- [What to work on]
Go through the listing and copy every line word for word.

++++++++++++++++++++

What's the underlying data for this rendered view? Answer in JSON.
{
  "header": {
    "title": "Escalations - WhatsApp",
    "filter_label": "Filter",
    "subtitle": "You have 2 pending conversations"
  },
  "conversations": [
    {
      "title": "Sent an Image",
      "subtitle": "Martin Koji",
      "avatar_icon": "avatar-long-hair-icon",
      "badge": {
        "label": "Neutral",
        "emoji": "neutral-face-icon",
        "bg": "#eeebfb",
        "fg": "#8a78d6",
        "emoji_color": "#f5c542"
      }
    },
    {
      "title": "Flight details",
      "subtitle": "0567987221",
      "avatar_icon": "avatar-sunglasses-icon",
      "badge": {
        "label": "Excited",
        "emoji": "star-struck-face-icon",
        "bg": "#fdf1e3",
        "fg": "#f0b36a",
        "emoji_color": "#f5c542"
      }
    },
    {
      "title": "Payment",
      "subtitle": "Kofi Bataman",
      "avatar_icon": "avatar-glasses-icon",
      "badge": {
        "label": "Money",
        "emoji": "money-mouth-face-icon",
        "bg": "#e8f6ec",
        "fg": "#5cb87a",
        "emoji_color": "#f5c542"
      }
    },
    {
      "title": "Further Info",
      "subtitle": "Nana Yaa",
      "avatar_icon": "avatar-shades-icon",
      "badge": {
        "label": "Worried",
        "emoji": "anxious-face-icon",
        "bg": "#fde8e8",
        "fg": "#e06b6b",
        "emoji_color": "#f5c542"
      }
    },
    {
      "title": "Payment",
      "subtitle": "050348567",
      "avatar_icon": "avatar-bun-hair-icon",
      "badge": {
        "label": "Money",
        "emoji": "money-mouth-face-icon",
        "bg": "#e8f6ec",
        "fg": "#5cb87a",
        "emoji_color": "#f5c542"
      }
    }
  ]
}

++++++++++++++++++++

- [Exercise solution]
What's the underlying data for this rendered view? Answer in JSON.
{
  "header": {
    "title": "Escalations - WhatsApp",
    "filter_label": "Filter",
    "subtitle": "You have 2 pending conversations"
  },
  "conversations": [
    {
      "title": "Sent an Image",
      "subtitle": "Martin Koji",
      "avatar_icon": "avatar-long-hair-icon",
      "badge": {
        "label": "Neutral",
        "emoji": "neutral-face-icon",
        "bg": "#eeebfb",
        "fg": "#8a78d6",
        "emoji_color": "#f5c542"
      }
    },
    {
      "title": "Flight details",
      "subtitle": "0567987221",
      "avatar_icon": "avatar-sunglasses-icon",
      "badge": {
        "label": "Excited",
        "emoji": "star-struck-face-icon",
        "bg": "#fdf1e3",
        "fg": "#f0b36a",
        "emoji_color": "#f5c542"
      }
    },
    {
      "title": "Payment",
      "subtitle": "Kofi Bataman",
      "avatar_icon": "avatar-glasses-icon",
      "badge": {
        "label": "Money",
        "emoji": "money-mouth-face-icon",
        "bg": "#e8f6ec",
        "fg": "#5cb87a",
        "emoji_color": "#f5c542"
      }
    },
    {
      "title": "Further Info",
      "subtitle": "Nana Yaa",
      "avatar_icon": "avatar-shades-icon",
      "badge": {
        "label": "Worried",
        "emoji": "anxious-face-icon",
        "bg": "#fde8e8",
        "fg": "#e06b6b",
        "emoji_color": "#f5c542"
      }
    },
    {
      "title": "Payment",
      "subtitle": "050348567",
      "avatar_icon": "avatar-bun-hair-icon",
      "badge": {
        "label": "Money",
        "emoji": "money-mouth-face-icon",
        "bg": "#e8f6ec",
        "fg": "#5cb87a",
        "emoji_color": "#f5c542"
      }
    }
  ]
}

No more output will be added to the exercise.